"Bandler and Grinder look at the language patterns in therapy and describe techniques that therapists use..." https://t.co/HZPGxXAZRa #publicspeaking #Impostorsyndrome #publicspeaker #Workshop #Learning pic.twitter.com/9vOGYwK7Ry— Alan Richardson (@eviltester) December 19, 2017
A while ago, I came a cross this enlightening blog post from @eviltester where he is talking about the impostor syndrom in relation to public speaking. Upon that I asked myself, isn’t every human being to some degree affected by it?
All the people around me are anyway more intelligent, competent, knowledgable etc. than I am. I’ve no story, no opinion, no namable experiences and experiments, no outstanding knowhow and passions to share with others.
I think everyone has at a certain point in his life such self-doubts, some have them stronger, some have them less. Ever since we carry this with us, it belongs to us that we compete with and fight against each other to get satisfactory, credibility, Ruhm und Ehre. In the testing community we don’t go onto that. We much more share, challenge, support, unite and collaborate. One of the best places to do so is going to conferences - I’ll get back to that in a minute.

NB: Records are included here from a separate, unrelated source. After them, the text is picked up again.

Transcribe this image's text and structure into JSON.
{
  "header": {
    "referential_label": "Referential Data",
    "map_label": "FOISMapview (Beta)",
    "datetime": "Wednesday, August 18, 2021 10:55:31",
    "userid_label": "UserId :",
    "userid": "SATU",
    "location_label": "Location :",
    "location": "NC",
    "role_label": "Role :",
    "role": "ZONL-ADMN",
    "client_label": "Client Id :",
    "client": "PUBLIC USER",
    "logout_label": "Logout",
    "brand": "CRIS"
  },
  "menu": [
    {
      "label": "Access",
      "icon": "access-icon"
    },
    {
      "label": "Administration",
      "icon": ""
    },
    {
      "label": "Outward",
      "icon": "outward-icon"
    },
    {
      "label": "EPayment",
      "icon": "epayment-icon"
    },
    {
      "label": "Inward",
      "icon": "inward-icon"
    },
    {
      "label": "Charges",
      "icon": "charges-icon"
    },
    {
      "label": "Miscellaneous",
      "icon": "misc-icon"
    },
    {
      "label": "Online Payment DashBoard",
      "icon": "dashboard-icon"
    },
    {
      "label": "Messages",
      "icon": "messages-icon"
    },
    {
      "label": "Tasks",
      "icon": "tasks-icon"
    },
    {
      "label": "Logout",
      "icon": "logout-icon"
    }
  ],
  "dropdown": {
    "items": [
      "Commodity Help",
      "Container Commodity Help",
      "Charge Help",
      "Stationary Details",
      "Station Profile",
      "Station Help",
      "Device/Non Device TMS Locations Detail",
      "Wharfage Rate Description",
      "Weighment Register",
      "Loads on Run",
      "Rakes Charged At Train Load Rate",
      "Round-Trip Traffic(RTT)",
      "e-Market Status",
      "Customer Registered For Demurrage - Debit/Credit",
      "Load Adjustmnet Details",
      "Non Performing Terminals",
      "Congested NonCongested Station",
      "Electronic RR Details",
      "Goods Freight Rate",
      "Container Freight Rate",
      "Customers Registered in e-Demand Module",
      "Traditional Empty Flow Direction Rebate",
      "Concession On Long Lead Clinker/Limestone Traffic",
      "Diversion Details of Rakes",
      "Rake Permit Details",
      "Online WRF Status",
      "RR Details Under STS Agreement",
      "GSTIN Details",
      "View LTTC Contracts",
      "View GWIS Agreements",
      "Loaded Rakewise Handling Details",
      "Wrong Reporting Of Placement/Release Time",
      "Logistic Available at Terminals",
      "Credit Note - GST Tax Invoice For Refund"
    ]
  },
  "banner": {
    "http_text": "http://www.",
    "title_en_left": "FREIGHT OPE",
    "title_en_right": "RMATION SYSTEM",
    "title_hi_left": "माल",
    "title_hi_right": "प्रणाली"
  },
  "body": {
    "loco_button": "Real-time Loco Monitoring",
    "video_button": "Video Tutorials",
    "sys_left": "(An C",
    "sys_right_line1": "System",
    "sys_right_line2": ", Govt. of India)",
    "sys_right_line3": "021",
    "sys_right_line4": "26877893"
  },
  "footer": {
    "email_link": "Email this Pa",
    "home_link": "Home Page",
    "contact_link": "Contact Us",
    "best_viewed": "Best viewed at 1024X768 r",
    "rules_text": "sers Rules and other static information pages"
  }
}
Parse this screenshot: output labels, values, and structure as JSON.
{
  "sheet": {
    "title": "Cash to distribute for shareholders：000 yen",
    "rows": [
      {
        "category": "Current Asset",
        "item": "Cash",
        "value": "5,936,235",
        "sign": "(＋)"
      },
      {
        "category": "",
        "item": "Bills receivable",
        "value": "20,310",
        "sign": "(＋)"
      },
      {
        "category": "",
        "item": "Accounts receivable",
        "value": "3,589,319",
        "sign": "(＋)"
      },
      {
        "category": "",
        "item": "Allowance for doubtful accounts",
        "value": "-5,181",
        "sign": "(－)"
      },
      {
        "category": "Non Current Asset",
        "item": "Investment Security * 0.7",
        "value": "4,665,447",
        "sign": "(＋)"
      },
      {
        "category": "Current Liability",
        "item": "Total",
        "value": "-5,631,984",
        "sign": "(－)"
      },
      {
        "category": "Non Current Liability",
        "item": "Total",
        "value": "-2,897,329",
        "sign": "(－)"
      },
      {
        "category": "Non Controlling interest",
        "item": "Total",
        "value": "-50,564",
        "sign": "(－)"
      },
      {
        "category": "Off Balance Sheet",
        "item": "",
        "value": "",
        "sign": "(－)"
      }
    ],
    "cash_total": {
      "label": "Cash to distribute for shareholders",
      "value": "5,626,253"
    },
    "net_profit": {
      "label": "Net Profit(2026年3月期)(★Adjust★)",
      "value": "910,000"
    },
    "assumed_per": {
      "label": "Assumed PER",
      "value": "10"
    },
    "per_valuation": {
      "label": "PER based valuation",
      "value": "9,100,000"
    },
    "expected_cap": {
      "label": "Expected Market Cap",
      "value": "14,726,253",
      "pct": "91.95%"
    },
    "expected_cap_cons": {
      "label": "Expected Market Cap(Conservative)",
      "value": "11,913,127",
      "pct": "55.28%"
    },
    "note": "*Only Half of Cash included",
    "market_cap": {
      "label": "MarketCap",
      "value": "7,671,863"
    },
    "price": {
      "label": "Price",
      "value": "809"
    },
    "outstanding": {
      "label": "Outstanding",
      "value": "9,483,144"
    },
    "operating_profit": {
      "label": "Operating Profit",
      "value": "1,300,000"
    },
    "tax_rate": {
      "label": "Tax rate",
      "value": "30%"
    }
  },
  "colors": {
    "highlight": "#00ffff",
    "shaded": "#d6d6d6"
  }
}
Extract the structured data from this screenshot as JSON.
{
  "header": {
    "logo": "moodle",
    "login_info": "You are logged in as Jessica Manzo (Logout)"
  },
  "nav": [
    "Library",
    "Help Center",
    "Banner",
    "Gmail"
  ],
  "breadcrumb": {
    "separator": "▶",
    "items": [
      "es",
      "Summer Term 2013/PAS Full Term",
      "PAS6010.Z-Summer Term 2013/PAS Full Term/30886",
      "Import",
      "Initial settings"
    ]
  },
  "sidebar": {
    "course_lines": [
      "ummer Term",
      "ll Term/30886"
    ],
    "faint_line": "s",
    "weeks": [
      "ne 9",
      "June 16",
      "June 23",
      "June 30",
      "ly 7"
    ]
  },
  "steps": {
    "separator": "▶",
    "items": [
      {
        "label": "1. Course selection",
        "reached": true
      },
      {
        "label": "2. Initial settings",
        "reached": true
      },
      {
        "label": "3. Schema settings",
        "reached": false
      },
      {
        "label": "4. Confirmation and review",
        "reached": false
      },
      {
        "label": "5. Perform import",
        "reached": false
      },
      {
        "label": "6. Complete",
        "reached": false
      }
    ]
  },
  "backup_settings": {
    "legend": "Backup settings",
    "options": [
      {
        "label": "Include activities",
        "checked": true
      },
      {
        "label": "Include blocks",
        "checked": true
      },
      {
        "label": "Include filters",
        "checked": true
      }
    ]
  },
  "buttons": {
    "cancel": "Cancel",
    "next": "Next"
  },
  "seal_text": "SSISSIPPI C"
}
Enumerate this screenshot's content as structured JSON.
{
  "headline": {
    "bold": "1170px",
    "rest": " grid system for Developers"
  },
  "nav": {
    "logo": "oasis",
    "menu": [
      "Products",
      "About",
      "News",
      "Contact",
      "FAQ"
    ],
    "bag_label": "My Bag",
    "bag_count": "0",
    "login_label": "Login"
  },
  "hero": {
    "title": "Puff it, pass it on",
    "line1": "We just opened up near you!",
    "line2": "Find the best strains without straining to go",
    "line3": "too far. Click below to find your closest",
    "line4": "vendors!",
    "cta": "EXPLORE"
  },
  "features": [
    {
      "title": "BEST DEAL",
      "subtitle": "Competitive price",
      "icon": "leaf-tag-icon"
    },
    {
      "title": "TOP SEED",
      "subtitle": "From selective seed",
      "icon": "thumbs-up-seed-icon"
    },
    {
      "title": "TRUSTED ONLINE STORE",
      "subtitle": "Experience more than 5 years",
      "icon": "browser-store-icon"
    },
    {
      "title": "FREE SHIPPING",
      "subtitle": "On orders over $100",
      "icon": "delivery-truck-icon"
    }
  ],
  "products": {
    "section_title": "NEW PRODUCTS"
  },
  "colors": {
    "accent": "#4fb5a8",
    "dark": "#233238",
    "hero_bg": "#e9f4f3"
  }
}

But still, the impostor syndrome is all present. (Watch this fabulous talk by Claire Reckless if you’re a dojo pro-subscriber.) But how do we overcome this “fear”? Fear of not being listened to, fear of not being good enough, fear of failure. Well first of all, this is a personal thing, not everyone wants to get out of it. Second, there is also nothing bad about it - it’s just sad when someone has a brilliant idea or has made some fantastic experiences and researches which she could share with others, but because of the imposter syndrome got stuck to do so.
This is another great post about the topic fear to speak in public.
That’s it for today, have fun out there!